The Ohio Democratic Party has landed former President Bill Clinton to be the featured speaker at its annual Legacy Dinner in June, just as the statewide campaigns are going into full swing.
The fundraising event will be on Friday, June 13 in Columbus. Party leaders are hoping the presence of Clinton will fire up the party faithful for a fall campaign where they have the daunting task of trying to win back all the statewide offices, from governor on down.
It was late evening on March 17 when neighbors reported smelling diesel near the Oak Glen Nature Preserve in Colerain Township. An underground pipeline run by a Sunoco subsidiary had ruptured and oil was oozing down a hillside creek, collecting in a pond and threatening to seep into the Great Miami River.
A month later, you can still see oil ringing trees like high-water marks.
Great Parks of Hamilton County spokeswoman Jennifer Sivak says, "you can still smell the oil."
Federal Judge Timothy Black ruled as he said he was going to, striking down a portion of Ohio's gay marriage ban that blocks recognition of same-sex marriages performed in other states. (there is a stay on the order except for the four couples involved.
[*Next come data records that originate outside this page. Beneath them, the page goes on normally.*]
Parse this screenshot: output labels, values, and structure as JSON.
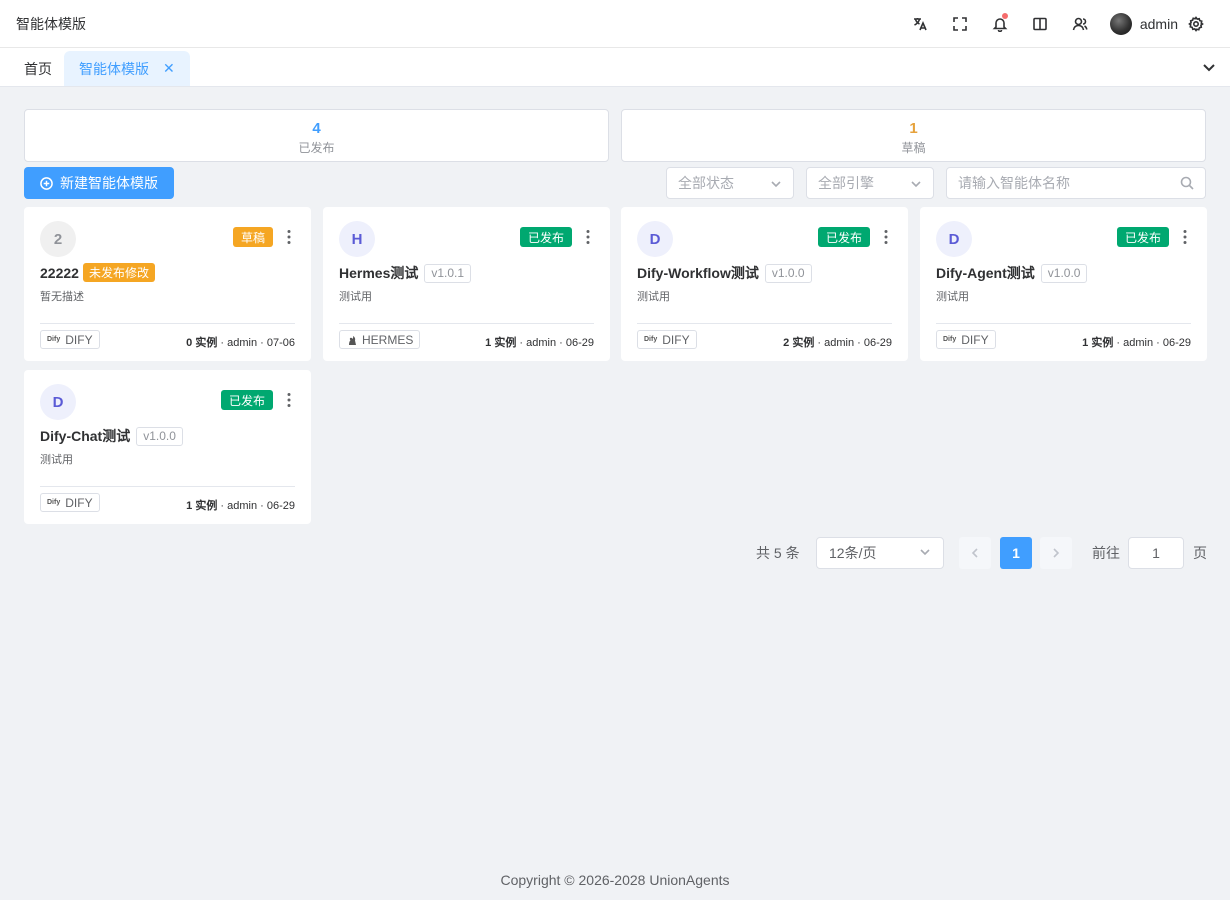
{
  "app": {
    "title": "智能体模版"
  },
  "header": {
    "user_name": "admin"
  },
  "tabs": [
    {
      "label": "首页"
    },
    {
      "label": "智能体模版",
      "close": "✕"
    }
  ],
  "stats": {
    "published": {
      "count": "4",
      "label": "已发布",
      "color": "#409eff"
    },
    "draft": {
      "count": "1",
      "label": "草稿",
      "color": "#e6a23c"
    }
  },
  "toolbar": {
    "new_button": "新建智能体模版",
    "status_filter": "全部状态",
    "engine_filter": "全部引擎",
    "search_placeholder": "请输入智能体名称"
  },
  "cards": [
    {
      "avatar": "2",
      "status": "草稿",
      "title": "22222",
      "badge": "未发布修改",
      "desc": "暂无描述",
      "engine_logo": "Dify",
      "engine": "DIFY",
      "instances": "0 实例",
      "meta": " · admin · 07-06"
    },
    {
      "avatar": "H",
      "status": "已发布",
      "title": "Hermes测试",
      "version": "v1.0.1",
      "desc": "测试用",
      "engine_logo": "",
      "engine": "HERMES",
      "instances": "1 实例",
      "meta": " · admin · 06-29"
    },
    {
      "avatar": "D",
      "status": "已发布",
      "title": "Dify-Workflow测试",
      "version": "v1.0.0",
      "desc": "测试用",
      "engine_logo": "Dify",
      "engine": "DIFY",
      "instances": "2 实例",
      "meta": " · admin · 06-29"
    },
    {
      "avatar": "D",
      "status": "已发布",
      "title": "Dify-Agent测试",
      "version": "v1.0.0",
      "desc": "测试用",
      "engine_logo": "Dify",
      "engine": "DIFY",
      "instances": "1 实例",
      "meta": " · admin · 06-29"
    },
    {
      "avatar": "D",
      "status": "已发布",
      "title": "Dify-Chat测试",
      "version": "v1.0.0",
      "desc": "测试用",
      "engine_logo": "Dify",
      "engine": "DIFY",
      "instances": "1 实例",
      "meta": " · admin · 06-29"
    }
  ],
  "colors": {
    "primary": "#409eff",
    "published": "#00a870",
    "draft": "#f5a623",
    "avatar_letter": "#5b5bd6",
    "avatar_bg": "#eef0fc",
    "avatar_num_bg": "#f0f0f0",
    "avatar_num_color": "#909399"
  },
  "pagination": {
    "total": "共 5 条",
    "page_size": "12条/页",
    "current": "1",
    "goto_label": "前往",
    "goto_value": "1",
    "goto_suffix": "页"
  },
  "footer": {
    "copyright": "Copyright © 2026-2028 UnionAgents"
  }
}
Attorney Al Gerhardstein says the earliest the stay would be lifted is Wednesday.)
Cincinnati budget officials are working to put together the city's spending plan for the next fiscal year. Department heads will likely begin making presentations to Council about their budgets in two weeks.
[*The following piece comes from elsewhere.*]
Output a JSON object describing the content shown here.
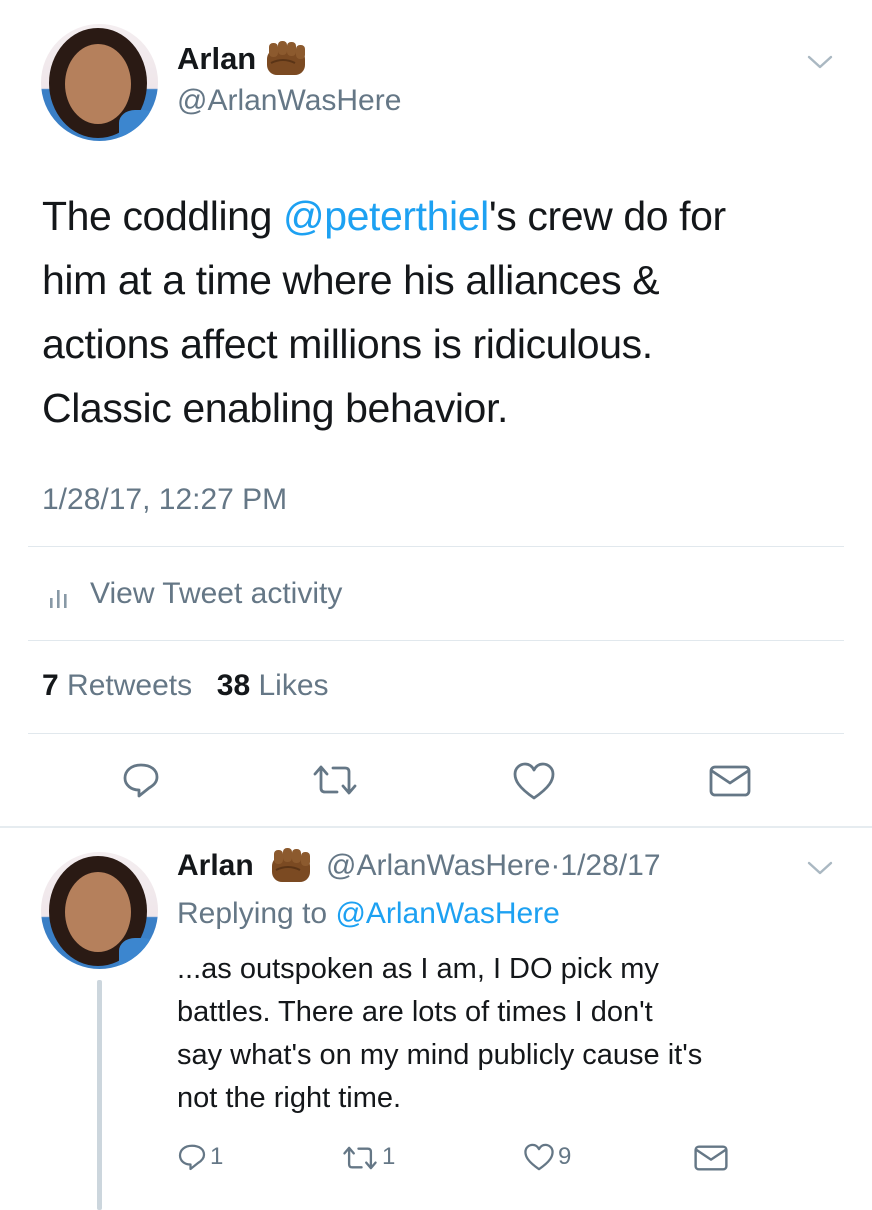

Budget and Finance Committee Chairman Charlie Winburn had suggested those half hour presentations start at the end of May. But council members wanted more time for the process so the schedule was changed.
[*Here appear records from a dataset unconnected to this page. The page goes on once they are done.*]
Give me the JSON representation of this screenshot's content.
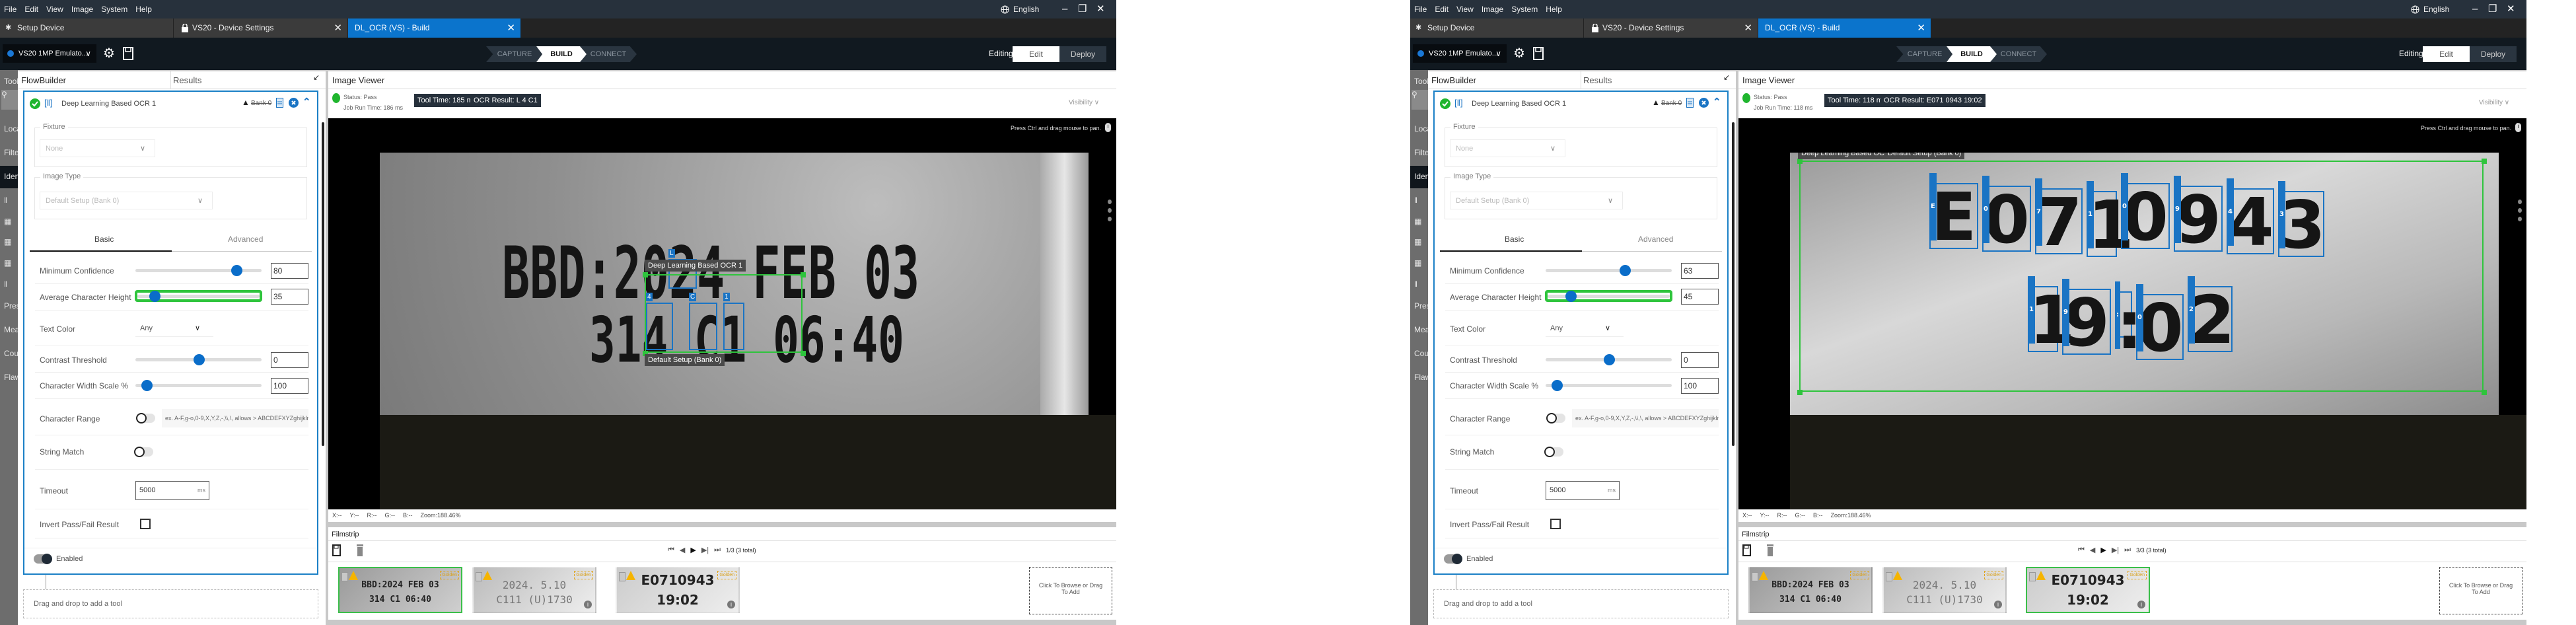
{
  "windows": [
    {
      "menu": [
        "File",
        "Edit",
        "View",
        "Image",
        "System",
        "Help"
      ],
      "language": "English",
      "tabs": [
        {
          "label": "Setup Device"
        },
        {
          "label": "VS20 - Device Settings"
        },
        {
          "label": "DL_OCR  (VS) - Build"
        }
      ],
      "device": "VS20 1MP Emulato...",
      "steps": [
        "CAPTURE",
        "BUILD",
        "CONNECT"
      ],
      "editing_label": "Editing",
      "edit_label": "Edit",
      "deploy_label": "Deploy",
      "tools_sidebar": [
        "Tools",
        "Loca",
        "Filte",
        "Iden",
        "Pres",
        "Mea",
        "Cou",
        "Flaw"
      ],
      "flowbuilder": {
        "title": "FlowBuilder",
        "results_tab": "Results",
        "tool_name": "Deep Learning Based OCR 1",
        "bank": "Bank 0",
        "fixture_label": "Fixture",
        "fixture_value": "None",
        "image_type_label": "Image Type",
        "image_type_value": "Default Setup (Bank 0)",
        "tabs": [
          "Basic",
          "Advanced"
        ],
        "min_confidence": {
          "label": "Minimum Confidence",
          "value": "80",
          "position": 0.8
        },
        "avg_char_height": {
          "label": "Average Character Height",
          "value": "35",
          "position": 0.14
        },
        "text_color": {
          "label": "Text Color",
          "value": "Any"
        },
        "contrast": {
          "label": "Contrast Threshold",
          "value": "0",
          "position": 0.5
        },
        "width_scale": {
          "label": "Character Width Scale %",
          "value": "100",
          "position": 0.09
        },
        "char_range": {
          "label": "Character Range",
          "hint": "ex. A-F,g-o,0-9,X,Y,Z,-,\\\\,\\,  allows >  ABCDEFXYZghijkln",
          "enabled": false
        },
        "string_match": {
          "label": "String Match",
          "enabled": false
        },
        "timeout": {
          "label": "Timeout",
          "value": "5000",
          "unit": "ms"
        },
        "invert": {
          "label": "Invert Pass/Fail Result",
          "checked": false
        },
        "enabled_label": "Enabled",
        "drop_hint": "Drag and drop to add a tool"
      },
      "viewer": {
        "title": "Image Viewer",
        "status": "Status:  Pass",
        "job_run_time": "Job Run Time: 186 ms",
        "tool_time": "Tool Time: 185 ms",
        "ocr_result": "OCR Result: L 4 C1",
        "visibility": "Visibility",
        "pan_hint": "Press Ctrl and drag mouse to pan.",
        "tool_tag": "Deep Learning Based OCR 1",
        "bank_tag": "Default Setup (Bank 0)",
        "image_lines": [
          "BBD:2024 FEB 03",
          "314 C1 06:40"
        ],
        "detections": [
          "L",
          "4",
          "C",
          "1"
        ],
        "statusbar": [
          "X:--",
          "Y:--",
          "R:--",
          "G:--",
          "B:--",
          "Zoom:188.46%"
        ]
      },
      "filmstrip": {
        "title": "Filmstrip",
        "counter": "1/3 (3 total)",
        "selected": 0,
        "thumbs": [
          {
            "lines": [
              "BBD:2024 FEB 03",
              "314 C1 06:40"
            ],
            "badge": "Golden"
          },
          {
            "lines": [
              "2024.  5.10",
              "C111 (U)1730"
            ],
            "badge": "Golden"
          },
          {
            "lines": [
              "E0710943",
              "19:02"
            ],
            "badge": "Golden"
          }
        ],
        "drop_label": "Click To Browse or Drag To Add"
      }
    },
    {
      "menu": [
        "File",
        "Edit",
        "View",
        "Image",
        "System",
        "Help"
      ],
      "language": "English",
      "tabs": [
        {
          "label": "Setup Device"
        },
        {
          "label": "VS20 - Device Settings"
        },
        {
          "label": "DL_OCR  (VS) - Build"
        }
      ],
      "device": "VS20 1MP Emulato...",
      "steps": [
        "CAPTURE",
        "BUILD",
        "CONNECT"
      ],
      "editing_label": "Editing",
      "edit_label": "Edit",
      "deploy_label": "Deploy",
      "tools_sidebar": [
        "Tools",
        "Loca",
        "Filte",
        "Iden",
        "Pres",
        "Mea",
        "Cou",
        "Flaw"
      ],
      "flowbuilder": {
        "title": "FlowBuilder",
        "results_tab": "Results",
        "tool_name": "Deep Learning Based OCR 1",
        "bank": "Bank 0",
        "fixture_label": "Fixture",
        "fixture_value": "None",
        "image_type_label": "Image Type",
        "image_type_value": "Default Setup (Bank 0)",
        "tabs": [
          "Basic",
          "Advanced"
        ],
        "min_confidence": {
          "label": "Minimum Confidence",
          "value": "63",
          "position": 0.63
        },
        "avg_char_height": {
          "label": "Average Character Height",
          "value": "45",
          "position": 0.19
        },
        "text_color": {
          "label": "Text Color",
          "value": "Any"
        },
        "contrast": {
          "label": "Contrast Threshold",
          "value": "0",
          "position": 0.5
        },
        "width_scale": {
          "label": "Character Width Scale %",
          "value": "100",
          "position": 0.09
        },
        "char_range": {
          "label": "Character Range",
          "hint": "ex. A-F,g-o,0-9,X,Y,Z,-,\\\\,\\,  allows >  ABCDEFXYZghijkln",
          "enabled": false
        },
        "string_match": {
          "label": "String Match",
          "enabled": false
        },
        "timeout": {
          "label": "Timeout",
          "value": "5000",
          "unit": "ms"
        },
        "invert": {
          "label": "Invert Pass/Fail Result",
          "checked": false
        },
        "enabled_label": "Enabled",
        "drop_hint": "Drag and drop to add a tool"
      },
      "viewer": {
        "title": "Image Viewer",
        "status": "Status:  Pass",
        "job_run_time": "Job Run Time: 118 ms",
        "tool_time": "Tool Time: 118 ms",
        "ocr_result": "OCR Result: E071 0943 19:02",
        "visibility": "Visibility",
        "pan_hint": "Press Ctrl and drag mouse to pan.",
        "tool_tag": "Deep Learning Based OCR 1",
        "bank_tag": "Default Setup (Bank 0)",
        "image_lines": [
          "E0710943",
          "19:02"
        ],
        "detections": [
          "E",
          "0",
          "7",
          "1",
          "0",
          "9",
          "4",
          "3",
          "1",
          "9",
          ":",
          "0",
          "2"
        ],
        "statusbar": [
          "X:--",
          "Y:--",
          "R:--",
          "G:--",
          "B:--",
          "Zoom:188.46%"
        ]
      },
      "filmstrip": {
        "title": "Filmstrip",
        "counter": "3/3 (3 total)",
        "selected": 2,
        "thumbs": [
          {
            "lines": [
              "BBD:2024 FEB 03",
              "314 C1 06:40"
            ],
            "badge": "Golden"
          },
          {
            "lines": [
              "2024.  5.10",
              "C111 (U)1730"
            ],
            "badge": "Golden"
          },
          {
            "lines": [
              "E0710943",
              "19:02"
            ],
            "badge": "Golden"
          }
        ],
        "drop_label": "Click To Browse or Drag To Add"
      }
    }
  ],
  "colors": {
    "accent": "#0b74cc",
    "pass": "#1fb52e",
    "roi": "#2ec43c",
    "detection": "#1a74c4"
  }
}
Council member Kevin Flynn asked for the additional time. He said the previous schedule was not aggressive enough.